(TASK INPUTS)

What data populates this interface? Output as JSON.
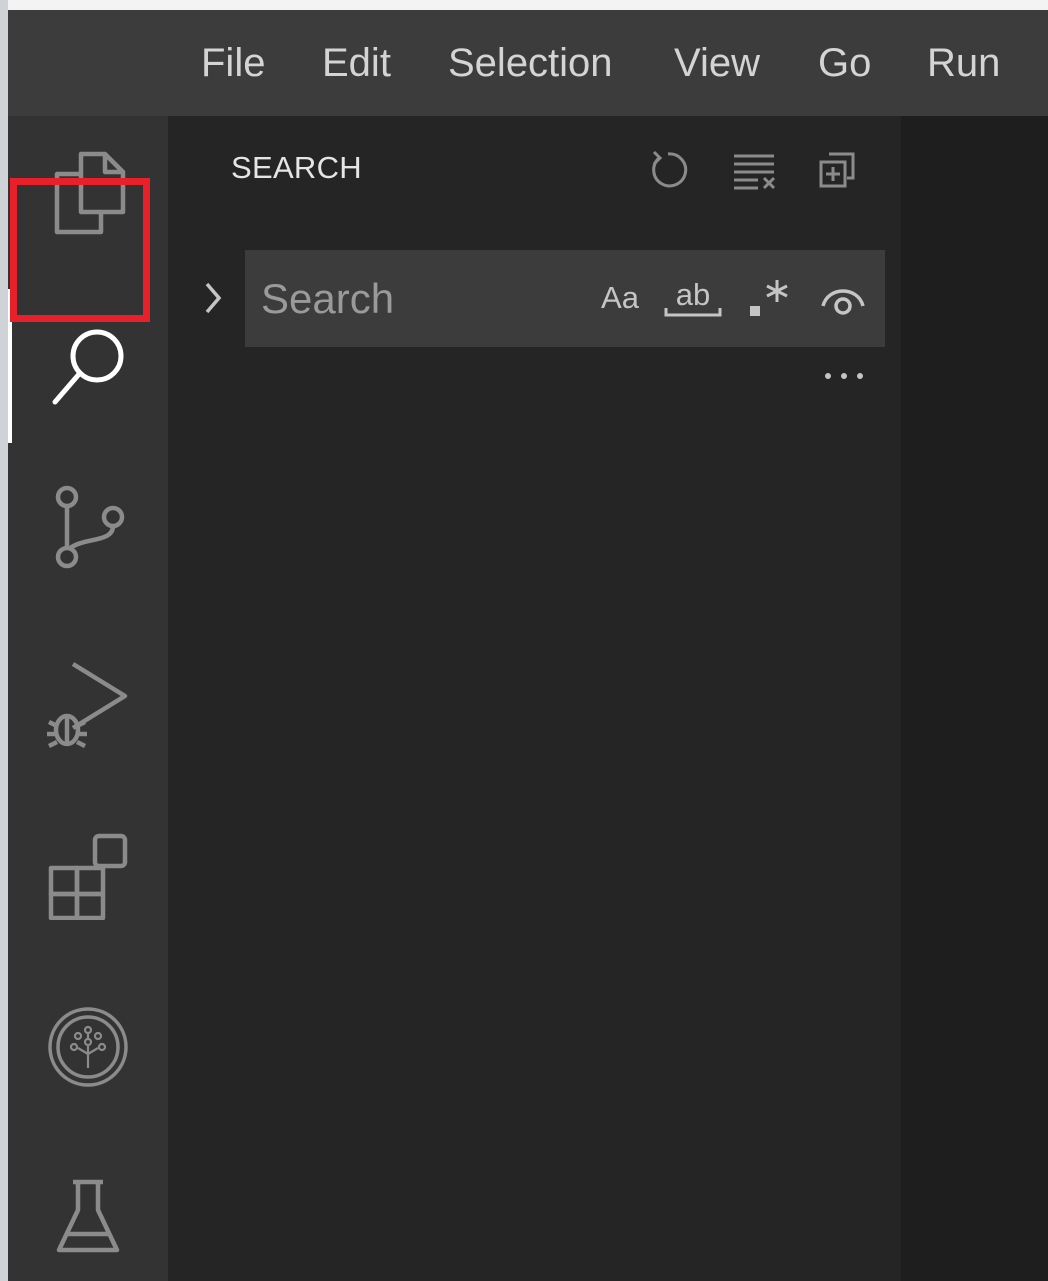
{
  "menubar": {
    "items": [
      "File",
      "Edit",
      "Selection",
      "View",
      "Go",
      "Run"
    ]
  },
  "activity_bar": {
    "items": [
      {
        "name": "explorer",
        "icon": "files-icon",
        "active": false
      },
      {
        "name": "search",
        "icon": "search-icon",
        "active": true
      },
      {
        "name": "source-control",
        "icon": "source-control-icon",
        "active": false
      },
      {
        "name": "run-and-debug",
        "icon": "run-debug-icon",
        "active": false
      },
      {
        "name": "extensions",
        "icon": "extensions-icon",
        "active": false
      },
      {
        "name": "tree-extension",
        "icon": "tree-circle-icon",
        "active": false
      },
      {
        "name": "testing",
        "icon": "beaker-icon",
        "active": false
      }
    ]
  },
  "sidebar": {
    "title": "SEARCH",
    "actions": [
      "refresh-icon",
      "clear-results-icon",
      "collapse-all-icon"
    ],
    "search": {
      "placeholder": "Search",
      "value": "",
      "options": {
        "match_case": "Aa",
        "match_whole_word": "ab",
        "regex": ".*"
      }
    },
    "more_label": "..."
  },
  "colors": {
    "menubar_bg": "#3c3c3c",
    "activitybar_bg": "#333333",
    "sidebar_bg": "#252526",
    "editor_bg": "#1e1e1e",
    "highlight": "#e8202a",
    "text": "#cccccc"
  }
}
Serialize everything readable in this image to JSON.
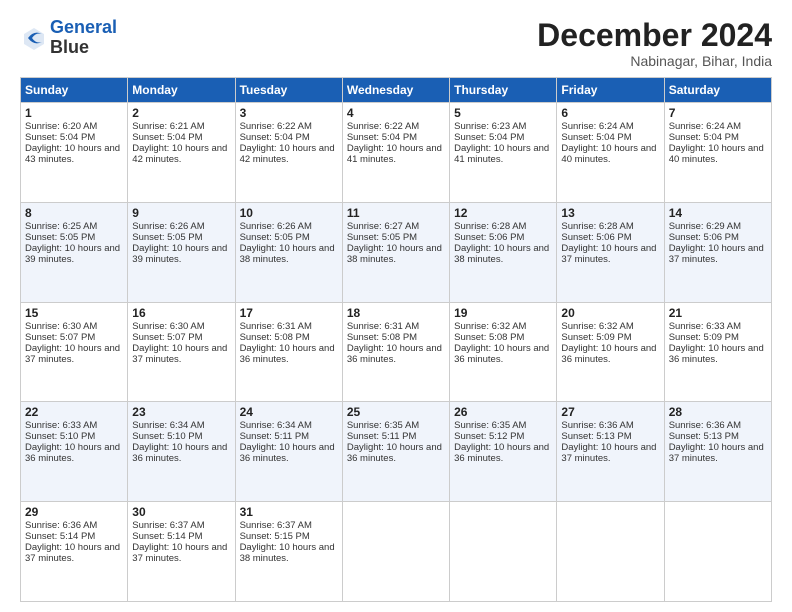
{
  "header": {
    "logo_line1": "General",
    "logo_line2": "Blue",
    "month_title": "December 2024",
    "location": "Nabinagar, Bihar, India"
  },
  "days_of_week": [
    "Sunday",
    "Monday",
    "Tuesday",
    "Wednesday",
    "Thursday",
    "Friday",
    "Saturday"
  ],
  "weeks": [
    [
      {
        "day": "1",
        "sunrise": "Sunrise: 6:20 AM",
        "sunset": "Sunset: 5:04 PM",
        "daylight": "Daylight: 10 hours and 43 minutes."
      },
      {
        "day": "2",
        "sunrise": "Sunrise: 6:21 AM",
        "sunset": "Sunset: 5:04 PM",
        "daylight": "Daylight: 10 hours and 42 minutes."
      },
      {
        "day": "3",
        "sunrise": "Sunrise: 6:22 AM",
        "sunset": "Sunset: 5:04 PM",
        "daylight": "Daylight: 10 hours and 42 minutes."
      },
      {
        "day": "4",
        "sunrise": "Sunrise: 6:22 AM",
        "sunset": "Sunset: 5:04 PM",
        "daylight": "Daylight: 10 hours and 41 minutes."
      },
      {
        "day": "5",
        "sunrise": "Sunrise: 6:23 AM",
        "sunset": "Sunset: 5:04 PM",
        "daylight": "Daylight: 10 hours and 41 minutes."
      },
      {
        "day": "6",
        "sunrise": "Sunrise: 6:24 AM",
        "sunset": "Sunset: 5:04 PM",
        "daylight": "Daylight: 10 hours and 40 minutes."
      },
      {
        "day": "7",
        "sunrise": "Sunrise: 6:24 AM",
        "sunset": "Sunset: 5:04 PM",
        "daylight": "Daylight: 10 hours and 40 minutes."
      }
    ],
    [
      {
        "day": "8",
        "sunrise": "Sunrise: 6:25 AM",
        "sunset": "Sunset: 5:05 PM",
        "daylight": "Daylight: 10 hours and 39 minutes."
      },
      {
        "day": "9",
        "sunrise": "Sunrise: 6:26 AM",
        "sunset": "Sunset: 5:05 PM",
        "daylight": "Daylight: 10 hours and 39 minutes."
      },
      {
        "day": "10",
        "sunrise": "Sunrise: 6:26 AM",
        "sunset": "Sunset: 5:05 PM",
        "daylight": "Daylight: 10 hours and 38 minutes."
      },
      {
        "day": "11",
        "sunrise": "Sunrise: 6:27 AM",
        "sunset": "Sunset: 5:05 PM",
        "daylight": "Daylight: 10 hours and 38 minutes."
      },
      {
        "day": "12",
        "sunrise": "Sunrise: 6:28 AM",
        "sunset": "Sunset: 5:06 PM",
        "daylight": "Daylight: 10 hours and 38 minutes."
      },
      {
        "day": "13",
        "sunrise": "Sunrise: 6:28 AM",
        "sunset": "Sunset: 5:06 PM",
        "daylight": "Daylight: 10 hours and 37 minutes."
      },
      {
        "day": "14",
        "sunrise": "Sunrise: 6:29 AM",
        "sunset": "Sunset: 5:06 PM",
        "daylight": "Daylight: 10 hours and 37 minutes."
      }
    ],
    [
      {
        "day": "15",
        "sunrise": "Sunrise: 6:30 AM",
        "sunset": "Sunset: 5:07 PM",
        "daylight": "Daylight: 10 hours and 37 minutes."
      },
      {
        "day": "16",
        "sunrise": "Sunrise: 6:30 AM",
        "sunset": "Sunset: 5:07 PM",
        "daylight": "Daylight: 10 hours and 37 minutes."
      },
      {
        "day": "17",
        "sunrise": "Sunrise: 6:31 AM",
        "sunset": "Sunset: 5:08 PM",
        "daylight": "Daylight: 10 hours and 36 minutes."
      },
      {
        "day": "18",
        "sunrise": "Sunrise: 6:31 AM",
        "sunset": "Sunset: 5:08 PM",
        "daylight": "Daylight: 10 hours and 36 minutes."
      },
      {
        "day": "19",
        "sunrise": "Sunrise: 6:32 AM",
        "sunset": "Sunset: 5:08 PM",
        "daylight": "Daylight: 10 hours and 36 minutes."
      },
      {
        "day": "20",
        "sunrise": "Sunrise: 6:32 AM",
        "sunset": "Sunset: 5:09 PM",
        "daylight": "Daylight: 10 hours and 36 minutes."
      },
      {
        "day": "21",
        "sunrise": "Sunrise: 6:33 AM",
        "sunset": "Sunset: 5:09 PM",
        "daylight": "Daylight: 10 hours and 36 minutes."
      }
    ],
    [
      {
        "day": "22",
        "sunrise": "Sunrise: 6:33 AM",
        "sunset": "Sunset: 5:10 PM",
        "daylight": "Daylight: 10 hours and 36 minutes."
      },
      {
        "day": "23",
        "sunrise": "Sunrise: 6:34 AM",
        "sunset": "Sunset: 5:10 PM",
        "daylight": "Daylight: 10 hours and 36 minutes."
      },
      {
        "day": "24",
        "sunrise": "Sunrise: 6:34 AM",
        "sunset": "Sunset: 5:11 PM",
        "daylight": "Daylight: 10 hours and 36 minutes."
      },
      {
        "day": "25",
        "sunrise": "Sunrise: 6:35 AM",
        "sunset": "Sunset: 5:11 PM",
        "daylight": "Daylight: 10 hours and 36 minutes."
      },
      {
        "day": "26",
        "sunrise": "Sunrise: 6:35 AM",
        "sunset": "Sunset: 5:12 PM",
        "daylight": "Daylight: 10 hours and 36 minutes."
      },
      {
        "day": "27",
        "sunrise": "Sunrise: 6:36 AM",
        "sunset": "Sunset: 5:13 PM",
        "daylight": "Daylight: 10 hours and 37 minutes."
      },
      {
        "day": "28",
        "sunrise": "Sunrise: 6:36 AM",
        "sunset": "Sunset: 5:13 PM",
        "daylight": "Daylight: 10 hours and 37 minutes."
      }
    ],
    [
      {
        "day": "29",
        "sunrise": "Sunrise: 6:36 AM",
        "sunset": "Sunset: 5:14 PM",
        "daylight": "Daylight: 10 hours and 37 minutes."
      },
      {
        "day": "30",
        "sunrise": "Sunrise: 6:37 AM",
        "sunset": "Sunset: 5:14 PM",
        "daylight": "Daylight: 10 hours and 37 minutes."
      },
      {
        "day": "31",
        "sunrise": "Sunrise: 6:37 AM",
        "sunset": "Sunset: 5:15 PM",
        "daylight": "Daylight: 10 hours and 38 minutes."
      },
      null,
      null,
      null,
      null
    ]
  ]
}
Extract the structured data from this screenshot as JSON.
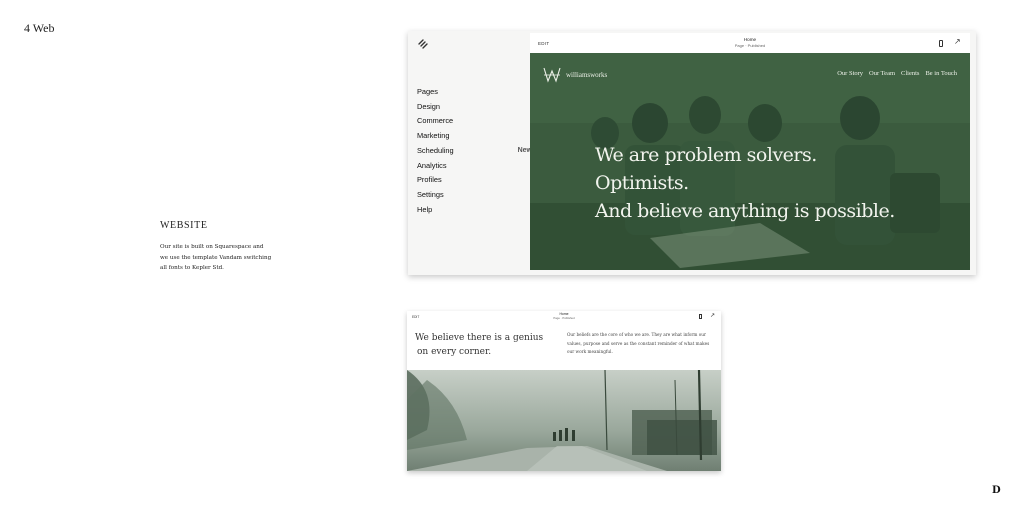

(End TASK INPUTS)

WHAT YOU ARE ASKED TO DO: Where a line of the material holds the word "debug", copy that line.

ANSWER FOR THE TASK:
        "name": "run-and-debug",
        "icon": "run-debug-icon",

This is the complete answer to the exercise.